Relationship building at a personal level is one of the main themes in Gopin’s newest book, “To Make the Earth Whole: The Art of Citizen Diplomacy in an Age of Religious Militancy,” in which he outlines strategies for creating communities across different groups globally. It’s the CRDC director’s belief that people outside the government arena can address religious and cultural clashes through the bonds of friendship by building new social and spiritual networks.
Similarly, Gopin and Sarah’s newest venture is a for-profit company geared around educational tourism. The company, named Mejdi — roughly translated to “honor” in Arabic — will help to connect groups with local peace workers around the world. According to Sarah, participants will be able to learn about the climates and histories of a particular land from a local who can give them a balanced tour experience so they can “become part of the solution.”

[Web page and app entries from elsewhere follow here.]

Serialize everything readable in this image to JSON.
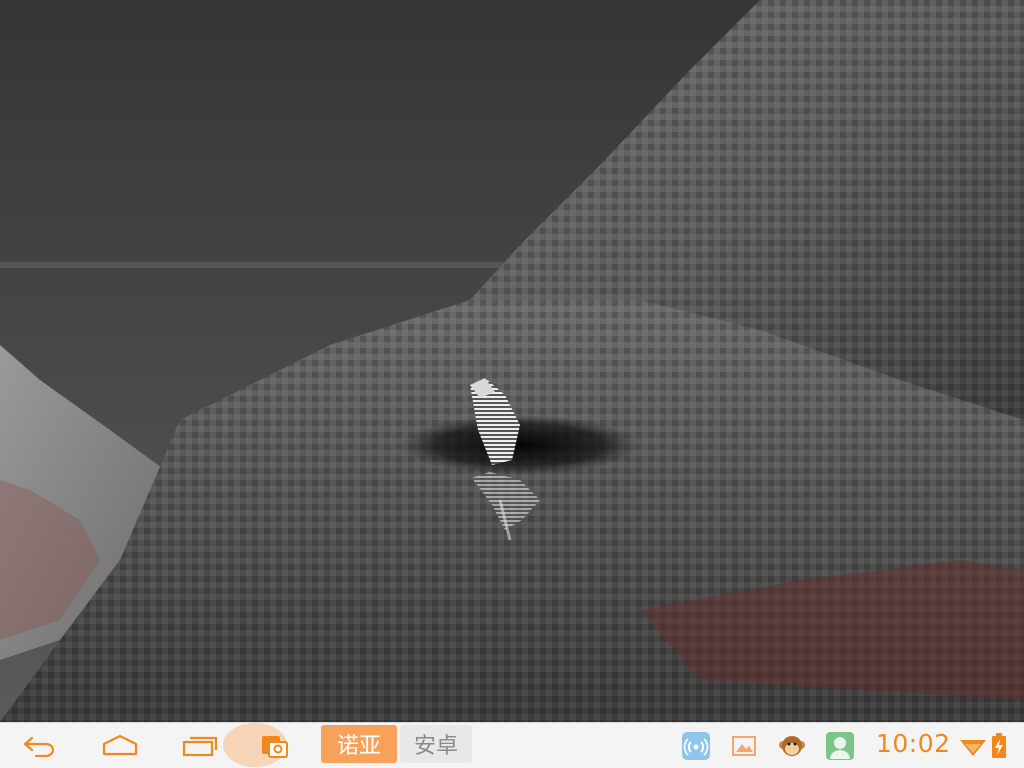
{
  "scene": {
    "description_icon": "3d-terrain-viewport",
    "character_icon": "striped-creature-model"
  },
  "navbar": {
    "back_icon": "back-arrow-icon",
    "home_icon": "home-icon",
    "recent_icon": "recent-apps-icon",
    "screenshot_icon": "screenshot-icon",
    "ime_tabs": [
      {
        "label": "诺亚",
        "active": true
      },
      {
        "label": "安卓",
        "active": false
      }
    ],
    "tray": [
      {
        "name": "wireless-debug-icon"
      },
      {
        "name": "gallery-icon"
      },
      {
        "name": "monkey-app-icon"
      },
      {
        "name": "avatar-app-icon"
      }
    ],
    "clock": "10:02",
    "accent_color": "#f0891a"
  }
}
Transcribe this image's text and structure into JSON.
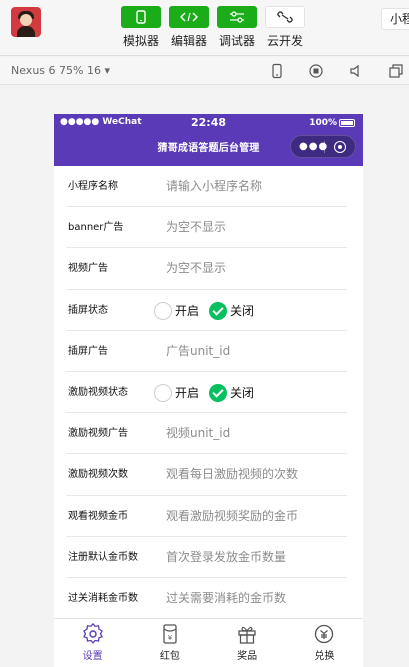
{
  "toolbar": {
    "tools": [
      {
        "label": "模拟器",
        "icon": "phone-icon"
      },
      {
        "label": "编辑器",
        "icon": "code-icon"
      },
      {
        "label": "调试器",
        "icon": "sliders-icon"
      },
      {
        "label": "云开发",
        "icon": "cloud-icon"
      }
    ],
    "mini_label": "小程"
  },
  "devbar": {
    "device_label": "Nexus 6 75% 16 ▾"
  },
  "statusbar": {
    "carrier": "●●●●● WeChat",
    "time": "22:48",
    "battery": "100%"
  },
  "nav": {
    "title": "猜哥成语答题后台管理",
    "capsule_more": "●●●"
  },
  "form": {
    "rows": [
      {
        "label": "小程序名称",
        "placeholder": "请输入小程序名称"
      },
      {
        "label": "banner广告",
        "placeholder": "为空不显示"
      },
      {
        "label": "视频广告",
        "placeholder": "为空不显示"
      },
      {
        "label": "插屏状态",
        "on_label": "开启",
        "off_label": "关闭",
        "selected": "关闭"
      },
      {
        "label": "插屏广告",
        "placeholder": "广告unit_id"
      },
      {
        "label": "激励视频状态",
        "on_label": "开启",
        "off_label": "关闭",
        "selected": "关闭"
      },
      {
        "label": "激励视频广告",
        "placeholder": "视频unit_id"
      },
      {
        "label": "激励视频次数",
        "placeholder": "观看每日激励视频的次数"
      },
      {
        "label": "观看视频金币",
        "placeholder": "观看激励视频奖励的金币"
      },
      {
        "label": "注册默认金币数",
        "placeholder": "首次登录发放金币数量"
      },
      {
        "label": "过关消耗金币数",
        "placeholder": "过关需要消耗的金币数"
      }
    ]
  },
  "tabbar": {
    "tabs": [
      {
        "label": "设置",
        "icon": "gear-icon",
        "active": true
      },
      {
        "label": "红包",
        "icon": "red-envelope-icon"
      },
      {
        "label": "奖品",
        "icon": "gift-icon"
      },
      {
        "label": "兑换",
        "icon": "exchange-icon"
      }
    ]
  },
  "colors": {
    "accent": "#5b3ab8",
    "tool_green": "#1aad19",
    "radio_checked": "#07c160"
  }
}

Mejdi seeks to expose travelers to life beyond the tourist sites and monuments of places like Israel, in addition to pumping some much needed money toward often-undervalued — and under-compensated — peace workers.
In the past, Sarah has done similar cross-cultural bridge building at various religious communities and college campuses around the country. He recalled a particular time when he traveled to the University of Miami at the request of a budding student group formed to better ties between Israelis and Palestinians.
Once he arrived, he encouraged the 50 students, rather than simply debating and talking about their differences, to take action — by opening a fair trade shop to sell their wares and work collaboratively.
“By doing something together it creates a relationship. It was highly successful,” he said. “The point is that if we keep talking we’ll argue. But if we can do something productive, there’s a transformation.”
For more information on the George Mason Center for World Religions, Diplomacy and Conflict Resolution, visit http://crdcgmu.wordpress.com. For more information on Mejdi, visit http://mejdi.net.
About the Author
Dena Levitz is a contributing writer for The Washington Diplomat.